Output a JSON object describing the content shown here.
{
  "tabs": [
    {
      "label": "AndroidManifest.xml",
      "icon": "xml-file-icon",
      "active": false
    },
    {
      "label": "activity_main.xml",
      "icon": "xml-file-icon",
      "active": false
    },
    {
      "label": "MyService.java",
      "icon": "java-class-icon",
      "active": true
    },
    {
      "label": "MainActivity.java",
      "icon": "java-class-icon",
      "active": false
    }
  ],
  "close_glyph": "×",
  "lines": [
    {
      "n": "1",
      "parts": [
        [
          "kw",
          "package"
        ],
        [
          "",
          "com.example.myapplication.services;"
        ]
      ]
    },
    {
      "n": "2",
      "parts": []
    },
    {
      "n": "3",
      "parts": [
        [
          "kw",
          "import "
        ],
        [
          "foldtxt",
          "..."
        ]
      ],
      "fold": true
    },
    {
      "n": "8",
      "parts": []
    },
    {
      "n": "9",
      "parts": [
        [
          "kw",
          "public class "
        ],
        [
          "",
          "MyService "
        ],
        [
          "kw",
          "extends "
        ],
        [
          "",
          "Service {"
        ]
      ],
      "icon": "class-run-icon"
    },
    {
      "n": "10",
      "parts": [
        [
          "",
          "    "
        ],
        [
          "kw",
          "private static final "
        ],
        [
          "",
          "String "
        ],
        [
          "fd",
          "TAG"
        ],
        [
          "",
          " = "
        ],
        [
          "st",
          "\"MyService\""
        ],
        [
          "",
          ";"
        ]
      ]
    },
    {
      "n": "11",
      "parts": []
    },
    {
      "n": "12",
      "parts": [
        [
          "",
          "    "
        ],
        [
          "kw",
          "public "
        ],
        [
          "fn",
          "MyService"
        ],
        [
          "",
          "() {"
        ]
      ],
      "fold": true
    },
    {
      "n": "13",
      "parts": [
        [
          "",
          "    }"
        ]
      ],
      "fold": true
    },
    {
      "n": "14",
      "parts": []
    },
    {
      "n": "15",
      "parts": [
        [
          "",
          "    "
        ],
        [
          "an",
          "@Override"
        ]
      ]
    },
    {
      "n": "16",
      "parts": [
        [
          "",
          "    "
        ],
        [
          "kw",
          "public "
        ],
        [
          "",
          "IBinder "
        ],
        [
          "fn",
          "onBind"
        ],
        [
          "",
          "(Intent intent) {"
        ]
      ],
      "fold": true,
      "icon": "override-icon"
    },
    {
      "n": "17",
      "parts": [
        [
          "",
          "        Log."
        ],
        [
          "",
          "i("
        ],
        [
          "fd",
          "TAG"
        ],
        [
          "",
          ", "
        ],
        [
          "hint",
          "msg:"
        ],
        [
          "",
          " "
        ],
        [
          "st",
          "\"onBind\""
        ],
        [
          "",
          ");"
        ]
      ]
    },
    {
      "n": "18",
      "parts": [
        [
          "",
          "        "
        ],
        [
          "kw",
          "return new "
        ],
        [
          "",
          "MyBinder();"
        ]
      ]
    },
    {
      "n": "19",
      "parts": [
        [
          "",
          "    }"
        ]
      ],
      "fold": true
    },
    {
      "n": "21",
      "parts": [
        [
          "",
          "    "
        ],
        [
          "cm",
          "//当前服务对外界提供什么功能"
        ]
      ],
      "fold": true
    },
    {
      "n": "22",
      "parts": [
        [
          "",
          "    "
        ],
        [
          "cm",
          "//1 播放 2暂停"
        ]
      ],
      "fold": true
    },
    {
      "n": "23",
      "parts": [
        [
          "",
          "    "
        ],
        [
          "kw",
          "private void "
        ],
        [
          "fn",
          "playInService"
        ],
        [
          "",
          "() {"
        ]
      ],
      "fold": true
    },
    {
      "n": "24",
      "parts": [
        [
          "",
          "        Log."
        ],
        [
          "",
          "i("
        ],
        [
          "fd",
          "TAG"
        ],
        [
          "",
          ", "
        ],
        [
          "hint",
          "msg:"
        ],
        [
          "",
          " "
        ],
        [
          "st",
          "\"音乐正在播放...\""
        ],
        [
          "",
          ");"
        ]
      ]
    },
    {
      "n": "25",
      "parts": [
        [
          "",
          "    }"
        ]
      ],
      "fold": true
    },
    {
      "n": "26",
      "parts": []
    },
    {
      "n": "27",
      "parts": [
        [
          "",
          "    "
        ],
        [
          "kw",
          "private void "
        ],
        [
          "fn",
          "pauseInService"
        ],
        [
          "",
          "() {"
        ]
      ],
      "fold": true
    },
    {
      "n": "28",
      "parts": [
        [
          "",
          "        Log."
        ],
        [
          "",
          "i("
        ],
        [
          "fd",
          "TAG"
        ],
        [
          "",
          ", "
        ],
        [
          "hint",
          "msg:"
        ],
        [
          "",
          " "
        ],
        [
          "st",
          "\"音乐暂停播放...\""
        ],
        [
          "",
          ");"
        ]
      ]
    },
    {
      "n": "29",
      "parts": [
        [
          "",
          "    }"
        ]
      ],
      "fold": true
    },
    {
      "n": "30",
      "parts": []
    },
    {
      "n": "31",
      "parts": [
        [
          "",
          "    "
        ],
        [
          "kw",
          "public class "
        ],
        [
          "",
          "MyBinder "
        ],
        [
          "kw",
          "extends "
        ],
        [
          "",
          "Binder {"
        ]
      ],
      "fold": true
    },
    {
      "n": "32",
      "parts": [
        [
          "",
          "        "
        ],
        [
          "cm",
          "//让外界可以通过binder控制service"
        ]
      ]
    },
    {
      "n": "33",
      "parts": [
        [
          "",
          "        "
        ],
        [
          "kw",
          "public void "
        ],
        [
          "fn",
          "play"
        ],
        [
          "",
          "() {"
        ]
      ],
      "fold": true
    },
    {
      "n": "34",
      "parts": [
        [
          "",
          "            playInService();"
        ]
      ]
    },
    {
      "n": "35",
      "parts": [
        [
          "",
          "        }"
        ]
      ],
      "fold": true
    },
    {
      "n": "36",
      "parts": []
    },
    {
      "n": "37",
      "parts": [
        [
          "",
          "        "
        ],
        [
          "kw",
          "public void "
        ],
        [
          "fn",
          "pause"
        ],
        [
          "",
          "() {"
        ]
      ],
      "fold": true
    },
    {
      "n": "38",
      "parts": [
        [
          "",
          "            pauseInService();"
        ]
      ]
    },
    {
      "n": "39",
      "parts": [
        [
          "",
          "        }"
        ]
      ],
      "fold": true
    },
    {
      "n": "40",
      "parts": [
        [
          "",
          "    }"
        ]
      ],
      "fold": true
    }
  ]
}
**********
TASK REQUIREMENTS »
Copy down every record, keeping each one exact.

SOLVED PROBLEM »
Output a JSON object describing the content shown here.
{
  "tabs": [
    {
      "label": "AndroidManifest.xml",
      "icon": "xml-file-icon",
      "active": false
    },
    {
      "label": "activity_main.xml",
      "icon": "xml-file-icon",
      "active": false
    },
    {
      "label": "MyService.java",
      "icon": "java-class-icon",
      "active": true
    },
    {
      "label": "MainActivity.java",
      "icon": "java-class-icon",
      "active": false
    }
  ],
  "close_glyph": "×",
  "lines": [
    {
      "n": "1",
      "parts": [
        [
          "kw",
          "package"
        ],
        [
          "",
          "com.example.myapplication.services;"
        ]
      ]
    },
    {
      "n": "2",
      "parts": []
    },
    {
      "n": "3",
      "parts": [
        [
          "kw",
          "import "
        ],
        [
          "foldtxt",
          "..."
        ]
      ],
      "fold": true
    },
    {
      "n": "8",
      "parts": []
    },
    {
      "n": "9",
      "parts": [
        [
          "kw",
          "public class "
        ],
        [
          "",
          "MyService "
        ],
        [
          "kw",
          "extends "
        ],
        [
          "",
          "Service {"
        ]
      ],
      "icon": "class-run-icon"
    },
    {
      "n": "10",
      "parts": [
        [
          "",
          "    "
        ],
        [
          "kw",
          "private static final "
        ],
        [
          "",
          "String "
        ],
        [
          "fd",
          "TAG"
        ],
        [
          "",
          " = "
        ],
        [
          "st",
          "\"MyService\""
        ],
        [
          "",
          ";"
        ]
      ]
    },
    {
      "n": "11",
      "parts": []
    },
    {
      "n": "12",
      "parts": [
        [
          "",
          "    "
        ],
        [
          "kw",
          "public "
        ],
        [
          "fn",
          "MyService"
        ],
        [
          "",
          "() {"
        ]
      ],
      "fold": true
    },
    {
      "n": "13",
      "parts": [
        [
          "",
          "    }"
        ]
      ],
      "fold": true
    },
    {
      "n": "14",
      "parts": []
    },
    {
      "n": "15",
      "parts": [
        [
          "",
          "    "
        ],
        [
          "an",
          "@Override"
        ]
      ]
    },
    {
      "n": "16",
      "parts": [
        [
          "",
          "    "
        ],
        [
          "kw",
          "public "
        ],
        [
          "",
          "IBinder "
        ],
        [
          "fn",
          "onBind"
        ],
        [
          "",
          "(Intent intent) {"
        ]
      ],
      "fold": true,
      "icon": "override-icon"
    },
    {
      "n": "17",
      "parts": [
        [
          "",
          "        Log."
        ],
        [
          "",
          "i("
        ],
        [
          "fd",
          "TAG"
        ],
        [
          "",
          ", "
        ],
        [
          "hint",
          "msg:"
        ],
        [
          "",
          " "
        ],
        [
          "st",
          "\"onBind\""
        ],
        [
          "",
          ");"
        ]
      ]
    },
    {
      "n": "18",
      "parts": [
        [
          "",
          "        "
        ],
        [
          "kw",
          "return new "
        ],
        [
          "",
          "MyBinder();"
        ]
      ]
    },
    {
      "n": "19",
      "parts": [
        [
          "",
          "    }"
        ]
      ],
      "fold": true
    },
    {
      "n": "21",
      "parts": [
        [
          "",
          "    "
        ],
        [
          "cm",
          "//当前服务对外界提供什么功能"
        ]
      ],
      "fold": true
    },
    {
      "n": "22",
      "parts": [
        [
          "",
          "    "
        ],
        [
          "cm",
          "//1 播放 2暂停"
        ]
      ],
      "fold": true
    },
    {
      "n": "23",
      "parts": [
        [
          "",
          "    "
        ],
        [
          "kw",
          "private void "
        ],
        [
          "fn",
          "playInService"
        ],
        [
          "",
          "() {"
        ]
      ],
      "fold": true
    },
    {
      "n": "24",
      "parts": [
        [
          "",
          "        Log."
        ],
        [
          "",
          "i("
        ],
        [
          "fd",
          "TAG"
        ],
        [
          "",
          ", "
        ],
        [
          "hint",
          "msg:"
        ],
        [
          "",
          " "
        ],
        [
          "st",
          "\"音乐正在播放...\""
        ],
        [
          "",
          ");"
        ]
      ]
    },
    {
      "n": "25",
      "parts": [
        [
          "",
          "    }"
        ]
      ],
      "fold": true
    },
    {
      "n": "26",
      "parts": []
    },
    {
      "n": "27",
      "parts": [
        [
          "",
          "    "
        ],
        [
          "kw",
          "private void "
        ],
        [
          "fn",
          "pauseInService"
        ],
        [
          "",
          "() {"
        ]
      ],
      "fold": true
    },
    {
      "n": "28",
      "parts": [
        [
          "",
          "        Log."
        ],
        [
          "",
          "i("
        ],
        [
          "fd",
          "TAG"
        ],
        [
          "",
          ", "
        ],
        [
          "hint",
          "msg:"
        ],
        [
          "",
          " "
        ],
        [
          "st",
          "\"音乐暂停播放...\""
        ],
        [
          "",
          ");"
        ]
      ]
    },
    {
      "n": "29",
      "parts": [
        [
          "",
          "    }"
        ]
      ],
      "fold": true
    },
    {
      "n": "30",
      "parts": []
    },
    {
      "n": "31",
      "parts": [
        [
          "",
          "    "
        ],
        [
          "kw",
          "public class "
        ],
        [
          "",
          "MyBinder "
        ],
        [
          "kw",
          "extends "
        ],
        [
          "",
          "Binder {"
        ]
      ],
      "fold": true
    },
    {
      "n": "32",
      "parts": [
        [
          "",
          "        "
        ],
        [
          "cm",
          "//让外界可以通过binder控制service"
        ]
      ]
    },
    {
      "n": "33",
      "parts": [
        [
          "",
          "        "
        ],
        [
          "kw",
          "public void "
        ],
        [
          "fn",
          "play"
        ],
        [
          "",
          "() {"
        ]
      ],
      "fold": true
    },
    {
      "n": "34",
      "parts": [
        [
          "",
          "            playInService();"
        ]
      ]
    },
    {
      "n": "35",
      "parts": [
        [
          "",
          "        }"
        ]
      ],
      "fold": true
    },
    {
      "n": "36",
      "parts": []
    },
    {
      "n": "37",
      "parts": [
        [
          "",
          "        "
        ],
        [
          "kw",
          "public void "
        ],
        [
          "fn",
          "pause"
        ],
        [
          "",
          "() {"
        ]
      ],
      "fold": true
    },
    {
      "n": "38",
      "parts": [
        [
          "",
          "            pauseInService();"
        ]
      ]
    },
    {
      "n": "39",
      "parts": [
        [
          "",
          "        }"
        ]
      ],
      "fold": true
    },
    {
      "n": "40",
      "parts": [
        [
          "",
          "    }"
        ]
      ],
      "fold": true
    }
  ]
}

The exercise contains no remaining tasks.